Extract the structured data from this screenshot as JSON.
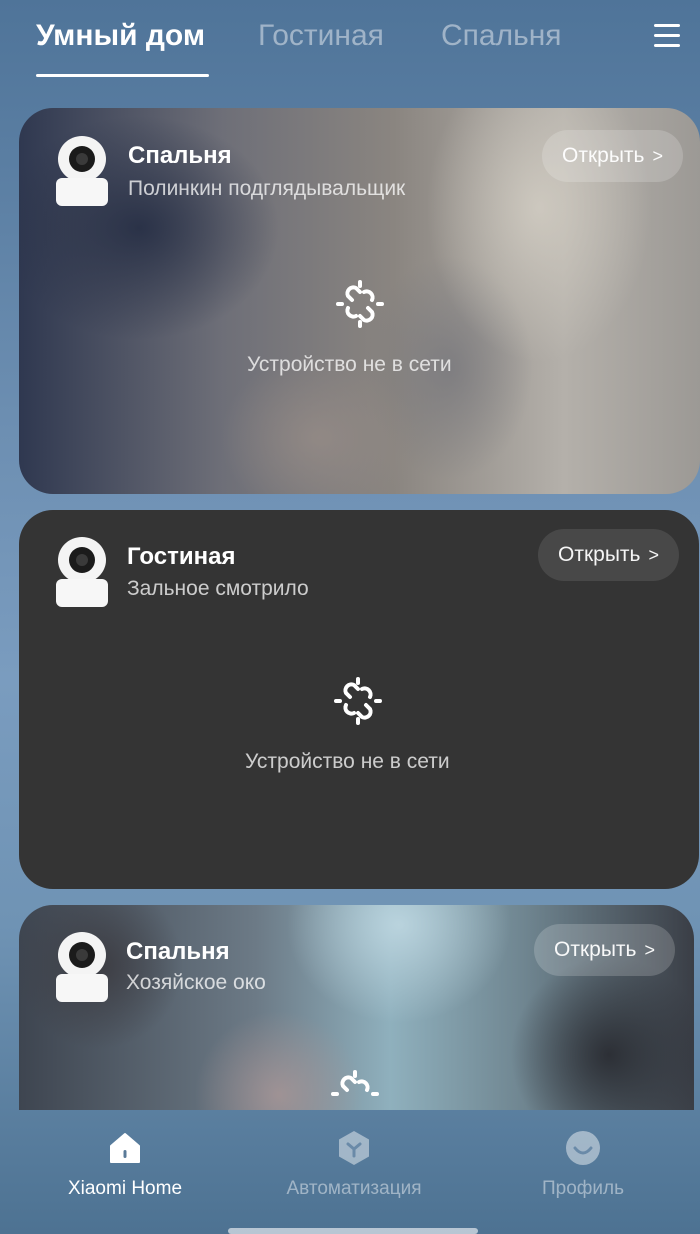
{
  "header": {
    "tabs": [
      {
        "label": "Умный дом",
        "active": true
      },
      {
        "label": "Гостиная",
        "active": false
      },
      {
        "label": "Спальня",
        "active": false
      }
    ],
    "menu_icon": "hamburger-menu-icon"
  },
  "cards": [
    {
      "room": "Спальня",
      "device": "Полинкин подглядывальщик",
      "open_label": "Открыть",
      "chevron": ">",
      "status": "Устройство не в сети"
    },
    {
      "room": "Гостиная",
      "device": "Зальное смотрило",
      "open_label": "Открыть",
      "chevron": ">",
      "status": "Устройство не в сети"
    },
    {
      "room": "Спальня",
      "device": "Хозяйское око",
      "open_label": "Открыть",
      "chevron": ">"
    }
  ],
  "bottom_nav": {
    "items": [
      {
        "label": "Xiaomi Home",
        "icon": "home-icon",
        "active": true
      },
      {
        "label": "Автоматизация",
        "icon": "automation-icon",
        "active": false
      },
      {
        "label": "Профиль",
        "icon": "profile-icon",
        "active": false
      }
    ]
  },
  "colors": {
    "background_top": "#4f7499",
    "card_dark": "#343434",
    "active_text": "#ffffff"
  }
}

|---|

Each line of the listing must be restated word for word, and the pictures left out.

Extract the structured data from this screenshot as JSON.
{
  "header": {
    "tabs": [
      {
        "label": "Умный дом",
        "active": true
      },
      {
        "label": "Гостиная",
        "active": false
      },
      {
        "label": "Спальня",
        "active": false
      }
    ],
    "menu_icon": "hamburger-menu-icon"
  },
  "cards": [
    {
      "room": "Спальня",
      "device": "Полинкин подглядывальщик",
      "open_label": "Открыть",
      "chevron": ">",
      "status": "Устройство не в сети"
    },
    {
      "room": "Гостиная",
      "device": "Зальное смотрило",
      "open_label": "Открыть",
      "chevron": ">",
      "status": "Устройство не в сети"
    },
    {
      "room": "Спальня",
      "device": "Хозяйское око",
      "open_label": "Открыть",
      "chevron": ">"
    }
  ],
  "bottom_nav": {
    "items": [
      {
        "label": "Xiaomi Home",
        "icon": "home-icon",
        "active": true
      },
      {
        "label": "Автоматизация",
        "icon": "automation-icon",
        "active": false
      },
      {
        "label": "Профиль",
        "icon": "profile-icon",
        "active": false
      }
    ]
  },
  "colors": {
    "background_top": "#4f7499",
    "card_dark": "#343434",
    "active_text": "#ffffff"
  }
}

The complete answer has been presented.